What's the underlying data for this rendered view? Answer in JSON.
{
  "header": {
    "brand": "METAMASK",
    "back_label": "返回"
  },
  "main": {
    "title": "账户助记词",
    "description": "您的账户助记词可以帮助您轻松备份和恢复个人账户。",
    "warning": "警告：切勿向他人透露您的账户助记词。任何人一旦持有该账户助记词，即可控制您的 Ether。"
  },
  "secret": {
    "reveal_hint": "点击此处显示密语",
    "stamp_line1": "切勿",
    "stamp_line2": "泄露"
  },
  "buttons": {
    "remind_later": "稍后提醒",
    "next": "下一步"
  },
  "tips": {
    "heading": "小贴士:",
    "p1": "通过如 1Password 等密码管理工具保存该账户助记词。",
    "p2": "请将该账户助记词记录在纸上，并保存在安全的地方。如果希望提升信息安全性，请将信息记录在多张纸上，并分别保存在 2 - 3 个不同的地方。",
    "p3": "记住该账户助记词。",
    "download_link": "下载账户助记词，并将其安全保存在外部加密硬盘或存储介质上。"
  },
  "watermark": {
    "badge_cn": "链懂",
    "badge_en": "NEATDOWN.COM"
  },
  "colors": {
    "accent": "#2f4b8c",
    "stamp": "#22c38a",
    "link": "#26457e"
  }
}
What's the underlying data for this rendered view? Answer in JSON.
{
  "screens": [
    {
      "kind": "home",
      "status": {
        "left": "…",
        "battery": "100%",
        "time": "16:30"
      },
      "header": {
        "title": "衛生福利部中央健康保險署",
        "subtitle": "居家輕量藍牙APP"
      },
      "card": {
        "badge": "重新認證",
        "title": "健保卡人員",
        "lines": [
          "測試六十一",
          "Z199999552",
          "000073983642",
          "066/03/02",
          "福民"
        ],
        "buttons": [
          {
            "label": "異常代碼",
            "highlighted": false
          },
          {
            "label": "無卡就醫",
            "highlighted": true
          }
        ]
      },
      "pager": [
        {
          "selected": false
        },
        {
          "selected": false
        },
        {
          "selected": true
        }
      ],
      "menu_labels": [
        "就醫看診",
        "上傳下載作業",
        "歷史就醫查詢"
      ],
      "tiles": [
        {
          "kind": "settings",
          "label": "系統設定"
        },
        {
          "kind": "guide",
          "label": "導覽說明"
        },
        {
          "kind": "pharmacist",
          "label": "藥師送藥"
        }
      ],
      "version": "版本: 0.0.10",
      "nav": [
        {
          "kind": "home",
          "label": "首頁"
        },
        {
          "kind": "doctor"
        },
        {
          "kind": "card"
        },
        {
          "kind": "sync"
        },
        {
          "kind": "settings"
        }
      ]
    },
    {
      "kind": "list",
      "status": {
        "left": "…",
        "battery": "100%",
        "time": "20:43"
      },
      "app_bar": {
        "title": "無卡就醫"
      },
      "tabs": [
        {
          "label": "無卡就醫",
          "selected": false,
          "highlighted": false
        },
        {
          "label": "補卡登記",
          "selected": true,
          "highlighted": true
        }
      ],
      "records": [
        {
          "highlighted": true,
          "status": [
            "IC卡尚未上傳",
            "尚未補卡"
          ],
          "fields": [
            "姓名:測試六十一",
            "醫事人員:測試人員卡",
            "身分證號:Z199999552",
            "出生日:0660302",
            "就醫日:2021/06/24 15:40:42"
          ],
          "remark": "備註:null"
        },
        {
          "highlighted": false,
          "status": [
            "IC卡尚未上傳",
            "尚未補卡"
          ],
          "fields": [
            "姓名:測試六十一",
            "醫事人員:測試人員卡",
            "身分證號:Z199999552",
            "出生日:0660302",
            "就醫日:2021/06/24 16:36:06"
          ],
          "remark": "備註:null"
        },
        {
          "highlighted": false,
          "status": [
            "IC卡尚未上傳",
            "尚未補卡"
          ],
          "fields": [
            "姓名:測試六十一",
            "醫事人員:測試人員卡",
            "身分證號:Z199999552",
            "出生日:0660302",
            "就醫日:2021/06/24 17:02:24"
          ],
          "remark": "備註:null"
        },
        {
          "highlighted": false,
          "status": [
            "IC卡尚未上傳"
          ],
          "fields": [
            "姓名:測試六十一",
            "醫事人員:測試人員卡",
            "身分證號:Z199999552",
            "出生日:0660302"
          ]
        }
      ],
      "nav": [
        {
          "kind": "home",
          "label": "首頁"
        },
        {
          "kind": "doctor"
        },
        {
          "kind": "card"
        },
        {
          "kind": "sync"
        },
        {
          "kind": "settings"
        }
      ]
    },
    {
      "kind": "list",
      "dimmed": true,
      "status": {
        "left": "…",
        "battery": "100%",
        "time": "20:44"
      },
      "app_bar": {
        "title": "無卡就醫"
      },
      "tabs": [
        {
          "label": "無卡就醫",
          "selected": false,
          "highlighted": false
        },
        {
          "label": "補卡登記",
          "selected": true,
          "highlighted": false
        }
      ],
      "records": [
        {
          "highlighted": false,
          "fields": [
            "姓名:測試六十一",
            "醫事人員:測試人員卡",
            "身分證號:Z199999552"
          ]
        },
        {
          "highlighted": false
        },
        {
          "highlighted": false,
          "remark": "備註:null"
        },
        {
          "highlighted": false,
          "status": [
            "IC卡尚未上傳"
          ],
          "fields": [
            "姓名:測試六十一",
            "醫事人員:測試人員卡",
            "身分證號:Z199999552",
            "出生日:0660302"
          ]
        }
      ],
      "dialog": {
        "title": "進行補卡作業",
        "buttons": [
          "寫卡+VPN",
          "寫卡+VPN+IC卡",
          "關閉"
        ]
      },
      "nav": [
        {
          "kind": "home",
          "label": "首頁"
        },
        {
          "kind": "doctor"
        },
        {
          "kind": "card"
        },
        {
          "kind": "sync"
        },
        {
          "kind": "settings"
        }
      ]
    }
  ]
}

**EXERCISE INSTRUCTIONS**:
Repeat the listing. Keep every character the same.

**RESPONSE**:
What's the underlying data for this rendered view? Answer in JSON.
{
  "header": {
    "brand": "METAMASK",
    "back_label": "返回"
  },
  "main": {
    "title": "账户助记词",
    "description": "您的账户助记词可以帮助您轻松备份和恢复个人账户。",
    "warning": "警告：切勿向他人透露您的账户助记词。任何人一旦持有该账户助记词，即可控制您的 Ether。"
  },
  "secret": {
    "reveal_hint": "点击此处显示密语",
    "stamp_line1": "切勿",
    "stamp_line2": "泄露"
  },
  "buttons": {
    "remind_later": "稍后提醒",
    "next": "下一步"
  },
  "tips": {
    "heading": "小贴士:",
    "p1": "通过如 1Password 等密码管理工具保存该账户助记词。",
    "p2": "请将该账户助记词记录在纸上，并保存在安全的地方。如果希望提升信息安全性，请将信息记录在多张纸上，并分别保存在 2 - 3 个不同的地方。",
    "p3": "记住该账户助记词。",
    "download_link": "下载账户助记词，并将其安全保存在外部加密硬盘或存储介质上。"
  },
  "watermark": {
    "badge_cn": "链懂",
    "badge_en": "NEATDOWN.COM"
  },
  "colors": {
    "accent": "#2f4b8c",
    "stamp": "#22c38a",
    "link": "#26457e"
  }
}
What's the underlying data for this rendered view? Answer in JSON.
{
  "screens": [
    {
      "kind": "home",
      "status": {
        "left": "…",
        "battery": "100%",
        "time": "16:30"
      },
      "header": {
        "title": "衛生福利部中央健康保險署",
        "subtitle": "居家輕量藍牙APP"
      },
      "card": {
        "badge": "重新認證",
        "title": "健保卡人員",
        "lines": [
          "測試六十一",
          "Z199999552",
          "000073983642",
          "066/03/02",
          "福民"
        ],
        "buttons": [
          {
            "label": "異常代碼",
            "highlighted": false
          },
          {
            "label": "無卡就醫",
            "highlighted": true
          }
        ]
      },
      "pager": [
        {
          "selected": false
        },
        {
          "selected": false
        },
        {
          "selected": true
        }
      ],
      "menu_labels": [
        "就醫看診",
        "上傳下載作業",
        "歷史就醫查詢"
      ],
      "tiles": [
        {
          "kind": "settings",
          "label": "系統設定"
        },
        {
          "kind": "guide",
          "label": "導覽說明"
        },
        {
          "kind": "pharmacist",
          "label": "藥師送藥"
        }
      ],
      "version": "版本: 0.0.10",
      "nav": [
        {
          "kind": "home",
          "label": "首頁"
        },
        {
          "kind": "doctor"
        },
        {
          "kind": "card"
        },
        {
          "kind": "sync"
        },
        {
          "kind": "settings"
        }
      ]
    },
    {
      "kind": "list",
      "status": {
        "left": "…",
        "battery": "100%",
        "time": "20:43"
      },
      "app_bar": {
        "title": "無卡就醫"
      },
      "tabs": [
        {
          "label": "無卡就醫",
          "selected": false,
          "highlighted": false
        },
        {
          "label": "補卡登記",
          "selected": true,
          "highlighted": true
        }
      ],
      "records": [
        {
          "highlighted": true,
          "status": [
            "IC卡尚未上傳",
            "尚未補卡"
          ],
          "fields": [
            "姓名:測試六十一",
            "醫事人員:測試人員卡",
            "身分證號:Z199999552",
            "出生日:0660302",
            "就醫日:2021/06/24 15:40:42"
          ],
          "remark": "備註:null"
        },
        {
          "highlighted": false,
          "status": [
            "IC卡尚未上傳",
            "尚未補卡"
          ],
          "fields": [
            "姓名:測試六十一",
            "醫事人員:測試人員卡",
            "身分證號:Z199999552",
            "出生日:0660302",
            "就醫日:2021/06/24 16:36:06"
          ],
          "remark": "備註:null"
        },
        {
          "highlighted": false,
          "status": [
            "IC卡尚未上傳",
            "尚未補卡"
          ],
          "fields": [
            "姓名:測試六十一",
            "醫事人員:測試人員卡",
            "身分證號:Z199999552",
            "出生日:0660302",
            "就醫日:2021/06/24 17:02:24"
          ],
          "remark": "備註:null"
        },
        {
          "highlighted": false,
          "status": [
            "IC卡尚未上傳"
          ],
          "fields": [
            "姓名:測試六十一",
            "醫事人員:測試人員卡",
            "身分證號:Z199999552",
            "出生日:0660302"
          ]
        }
      ],
      "nav": [
        {
          "kind": "home",
          "label": "首頁"
        },
        {
          "kind": "doctor"
        },
        {
          "kind": "card"
        },
        {
          "kind": "sync"
        },
        {
          "kind": "settings"
        }
      ]
    },
    {
      "kind": "list",
      "dimmed": true,
      "status": {
        "left": "…",
        "battery": "100%",
        "time": "20:44"
      },
      "app_bar": {
        "title": "無卡就醫"
      },
      "tabs": [
        {
          "label": "無卡就醫",
          "selected": false,
          "highlighted": false
        },
        {
          "label": "補卡登記",
          "selected": true,
          "highlighted": false
        }
      ],
      "records": [
        {
          "highlighted": false,
          "fields": [
            "姓名:測試六十一",
            "醫事人員:測試人員卡",
            "身分證號:Z199999552"
          ]
        },
        {
          "highlighted": false
        },
        {
          "highlighted": false,
          "remark": "備註:null"
        },
        {
          "highlighted": false,
          "status": [
            "IC卡尚未上傳"
          ],
          "fields": [
            "姓名:測試六十一",
            "醫事人員:測試人員卡",
            "身分證號:Z199999552",
            "出生日:0660302"
          ]
        }
      ],
      "dialog": {
        "title": "進行補卡作業",
        "buttons": [
          "寫卡+VPN",
          "寫卡+VPN+IC卡",
          "關閉"
        ]
      },
      "nav": [
        {
          "kind": "home",
          "label": "首頁"
        },
        {
          "kind": "doctor"
        },
        {
          "kind": "card"
        },
        {
          "kind": "sync"
        },
        {
          "kind": "settings"
        }
      ]
    }
  ]
}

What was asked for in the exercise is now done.